_Exercise requirements_. Where a line below holds the string "есть", copy that line.

_Source material_.
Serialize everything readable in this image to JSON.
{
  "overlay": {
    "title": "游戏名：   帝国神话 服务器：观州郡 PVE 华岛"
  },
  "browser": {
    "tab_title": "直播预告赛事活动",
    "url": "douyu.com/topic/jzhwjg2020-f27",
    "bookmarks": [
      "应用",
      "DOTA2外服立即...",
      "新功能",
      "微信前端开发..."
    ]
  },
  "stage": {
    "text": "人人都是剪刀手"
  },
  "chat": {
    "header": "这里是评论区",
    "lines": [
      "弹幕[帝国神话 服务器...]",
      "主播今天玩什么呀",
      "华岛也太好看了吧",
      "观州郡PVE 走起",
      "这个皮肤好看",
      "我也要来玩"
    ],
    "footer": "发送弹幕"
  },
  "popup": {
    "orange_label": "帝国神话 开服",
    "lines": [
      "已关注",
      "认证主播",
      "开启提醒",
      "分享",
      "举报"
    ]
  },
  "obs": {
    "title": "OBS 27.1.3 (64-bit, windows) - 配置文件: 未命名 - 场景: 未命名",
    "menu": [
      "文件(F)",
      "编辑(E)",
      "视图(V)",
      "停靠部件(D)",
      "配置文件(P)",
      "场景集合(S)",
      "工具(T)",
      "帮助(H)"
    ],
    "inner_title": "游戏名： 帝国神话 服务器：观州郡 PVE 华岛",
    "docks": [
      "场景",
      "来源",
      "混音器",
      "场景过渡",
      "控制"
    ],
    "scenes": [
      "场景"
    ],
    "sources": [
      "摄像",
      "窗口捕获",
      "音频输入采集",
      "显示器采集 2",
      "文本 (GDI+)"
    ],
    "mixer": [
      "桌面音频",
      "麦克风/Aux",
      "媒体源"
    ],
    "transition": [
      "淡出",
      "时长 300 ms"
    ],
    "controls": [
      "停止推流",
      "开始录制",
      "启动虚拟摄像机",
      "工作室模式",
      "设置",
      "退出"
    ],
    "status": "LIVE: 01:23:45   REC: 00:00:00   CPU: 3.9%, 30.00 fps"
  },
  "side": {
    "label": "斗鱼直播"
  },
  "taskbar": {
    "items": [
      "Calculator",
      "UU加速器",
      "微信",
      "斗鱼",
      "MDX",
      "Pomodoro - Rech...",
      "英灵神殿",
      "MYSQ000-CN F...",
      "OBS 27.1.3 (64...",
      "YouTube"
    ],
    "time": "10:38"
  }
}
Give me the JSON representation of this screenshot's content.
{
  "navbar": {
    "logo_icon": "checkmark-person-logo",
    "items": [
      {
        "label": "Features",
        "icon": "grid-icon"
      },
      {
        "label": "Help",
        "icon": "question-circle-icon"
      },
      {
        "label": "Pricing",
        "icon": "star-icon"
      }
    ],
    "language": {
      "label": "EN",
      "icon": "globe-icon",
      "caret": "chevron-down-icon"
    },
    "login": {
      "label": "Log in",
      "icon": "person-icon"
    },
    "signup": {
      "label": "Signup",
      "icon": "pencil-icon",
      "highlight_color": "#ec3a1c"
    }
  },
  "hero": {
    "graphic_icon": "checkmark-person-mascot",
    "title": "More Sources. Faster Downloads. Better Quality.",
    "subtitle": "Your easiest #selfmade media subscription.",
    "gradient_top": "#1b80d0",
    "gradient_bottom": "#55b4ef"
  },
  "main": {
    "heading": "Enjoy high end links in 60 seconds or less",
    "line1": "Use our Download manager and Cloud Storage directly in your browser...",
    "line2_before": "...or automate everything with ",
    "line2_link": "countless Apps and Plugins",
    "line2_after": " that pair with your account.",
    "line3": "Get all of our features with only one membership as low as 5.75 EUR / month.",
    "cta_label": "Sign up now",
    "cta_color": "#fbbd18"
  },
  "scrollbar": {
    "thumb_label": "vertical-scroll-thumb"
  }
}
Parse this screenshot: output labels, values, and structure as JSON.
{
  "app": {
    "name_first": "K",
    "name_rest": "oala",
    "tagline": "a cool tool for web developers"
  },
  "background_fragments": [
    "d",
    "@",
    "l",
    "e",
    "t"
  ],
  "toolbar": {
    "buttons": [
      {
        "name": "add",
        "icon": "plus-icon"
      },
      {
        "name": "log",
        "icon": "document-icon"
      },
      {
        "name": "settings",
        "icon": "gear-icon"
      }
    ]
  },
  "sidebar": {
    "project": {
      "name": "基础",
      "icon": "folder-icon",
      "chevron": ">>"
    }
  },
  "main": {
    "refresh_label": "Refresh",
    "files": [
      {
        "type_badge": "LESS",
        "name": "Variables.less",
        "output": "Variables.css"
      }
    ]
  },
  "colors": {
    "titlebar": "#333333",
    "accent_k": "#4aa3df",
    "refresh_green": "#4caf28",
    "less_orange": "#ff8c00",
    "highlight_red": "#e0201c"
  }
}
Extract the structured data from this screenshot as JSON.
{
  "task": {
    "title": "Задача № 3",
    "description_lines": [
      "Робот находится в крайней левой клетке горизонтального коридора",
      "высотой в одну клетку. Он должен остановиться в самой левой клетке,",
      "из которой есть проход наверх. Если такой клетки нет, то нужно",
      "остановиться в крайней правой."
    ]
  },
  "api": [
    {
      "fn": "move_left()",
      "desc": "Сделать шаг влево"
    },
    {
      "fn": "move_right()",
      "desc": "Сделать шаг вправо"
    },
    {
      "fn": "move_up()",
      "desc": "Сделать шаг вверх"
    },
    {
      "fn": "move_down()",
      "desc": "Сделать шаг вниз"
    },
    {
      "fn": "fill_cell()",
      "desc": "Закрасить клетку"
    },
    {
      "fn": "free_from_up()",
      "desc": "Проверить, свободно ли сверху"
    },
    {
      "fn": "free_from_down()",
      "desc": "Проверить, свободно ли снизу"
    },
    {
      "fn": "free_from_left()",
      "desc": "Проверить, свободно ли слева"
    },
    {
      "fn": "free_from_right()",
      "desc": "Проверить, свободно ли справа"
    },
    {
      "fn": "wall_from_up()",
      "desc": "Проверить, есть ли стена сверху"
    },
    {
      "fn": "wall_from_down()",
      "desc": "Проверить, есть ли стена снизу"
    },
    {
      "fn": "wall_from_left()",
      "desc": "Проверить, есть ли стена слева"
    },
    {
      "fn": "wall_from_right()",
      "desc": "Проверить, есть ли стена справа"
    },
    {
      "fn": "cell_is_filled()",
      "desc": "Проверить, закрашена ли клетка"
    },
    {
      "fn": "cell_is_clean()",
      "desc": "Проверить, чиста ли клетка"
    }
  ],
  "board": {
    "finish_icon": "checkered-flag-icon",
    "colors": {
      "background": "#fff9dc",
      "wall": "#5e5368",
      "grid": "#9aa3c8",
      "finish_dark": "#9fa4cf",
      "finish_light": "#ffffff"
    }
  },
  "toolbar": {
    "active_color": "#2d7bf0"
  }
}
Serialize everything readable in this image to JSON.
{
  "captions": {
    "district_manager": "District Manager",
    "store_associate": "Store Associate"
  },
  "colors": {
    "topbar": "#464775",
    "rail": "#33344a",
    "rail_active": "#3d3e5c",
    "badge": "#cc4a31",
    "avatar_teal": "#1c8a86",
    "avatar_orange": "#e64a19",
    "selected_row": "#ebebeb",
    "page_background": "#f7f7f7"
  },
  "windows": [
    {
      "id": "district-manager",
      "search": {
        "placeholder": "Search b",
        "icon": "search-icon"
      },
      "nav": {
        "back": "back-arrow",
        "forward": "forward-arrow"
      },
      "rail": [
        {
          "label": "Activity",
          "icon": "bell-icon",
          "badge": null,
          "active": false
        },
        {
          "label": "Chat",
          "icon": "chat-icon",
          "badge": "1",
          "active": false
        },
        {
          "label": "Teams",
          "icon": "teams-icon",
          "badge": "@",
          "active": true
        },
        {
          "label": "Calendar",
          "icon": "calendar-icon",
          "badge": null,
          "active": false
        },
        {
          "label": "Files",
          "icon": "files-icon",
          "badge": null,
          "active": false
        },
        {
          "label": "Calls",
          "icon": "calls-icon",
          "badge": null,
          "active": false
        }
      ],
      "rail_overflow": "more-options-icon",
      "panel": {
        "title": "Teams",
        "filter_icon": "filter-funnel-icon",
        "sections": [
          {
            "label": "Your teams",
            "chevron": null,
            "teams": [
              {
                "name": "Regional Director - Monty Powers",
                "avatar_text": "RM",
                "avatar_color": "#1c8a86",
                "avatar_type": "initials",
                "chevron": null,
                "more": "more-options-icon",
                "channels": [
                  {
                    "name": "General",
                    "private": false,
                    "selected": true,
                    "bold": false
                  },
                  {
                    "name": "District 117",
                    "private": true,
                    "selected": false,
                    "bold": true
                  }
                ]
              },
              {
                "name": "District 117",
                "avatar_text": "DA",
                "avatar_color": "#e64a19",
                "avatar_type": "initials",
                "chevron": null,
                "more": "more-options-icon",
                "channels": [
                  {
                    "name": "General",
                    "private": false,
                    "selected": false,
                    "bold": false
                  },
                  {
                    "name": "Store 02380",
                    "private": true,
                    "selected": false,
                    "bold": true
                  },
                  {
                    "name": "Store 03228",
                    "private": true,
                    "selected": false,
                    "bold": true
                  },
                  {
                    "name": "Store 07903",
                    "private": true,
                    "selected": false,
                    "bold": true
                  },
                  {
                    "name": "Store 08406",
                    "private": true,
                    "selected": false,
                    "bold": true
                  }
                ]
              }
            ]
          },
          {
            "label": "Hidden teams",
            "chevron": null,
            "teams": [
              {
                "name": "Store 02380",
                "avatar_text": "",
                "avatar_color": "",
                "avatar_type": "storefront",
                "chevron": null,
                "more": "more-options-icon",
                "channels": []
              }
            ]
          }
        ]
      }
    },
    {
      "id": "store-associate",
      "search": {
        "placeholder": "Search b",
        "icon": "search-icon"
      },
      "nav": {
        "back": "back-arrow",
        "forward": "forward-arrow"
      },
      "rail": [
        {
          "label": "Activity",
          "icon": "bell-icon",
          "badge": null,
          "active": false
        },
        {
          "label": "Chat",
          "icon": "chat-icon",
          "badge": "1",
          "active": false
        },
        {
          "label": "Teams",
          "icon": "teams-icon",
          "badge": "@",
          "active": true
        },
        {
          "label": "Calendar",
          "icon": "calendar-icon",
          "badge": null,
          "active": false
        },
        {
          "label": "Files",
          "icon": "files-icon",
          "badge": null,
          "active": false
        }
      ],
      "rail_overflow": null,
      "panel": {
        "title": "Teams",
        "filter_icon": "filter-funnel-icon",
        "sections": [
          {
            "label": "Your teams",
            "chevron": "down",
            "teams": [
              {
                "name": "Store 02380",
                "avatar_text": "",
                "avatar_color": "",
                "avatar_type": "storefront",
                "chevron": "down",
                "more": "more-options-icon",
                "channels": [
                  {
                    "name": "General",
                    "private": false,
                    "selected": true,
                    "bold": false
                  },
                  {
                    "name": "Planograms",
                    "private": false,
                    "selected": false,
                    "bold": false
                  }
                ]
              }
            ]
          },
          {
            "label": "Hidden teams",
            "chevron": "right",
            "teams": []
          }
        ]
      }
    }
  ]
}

_Answer space_.
      "из которой есть проход наверх. Если такой клетки нет, то нужно",
      "desc": "Проверить, есть ли стена сверху"
      "desc": "Проверить, есть ли стена снизу"
      "desc": "Проверить, есть ли стена слева"
      "desc": "Проверить, есть ли стена справа"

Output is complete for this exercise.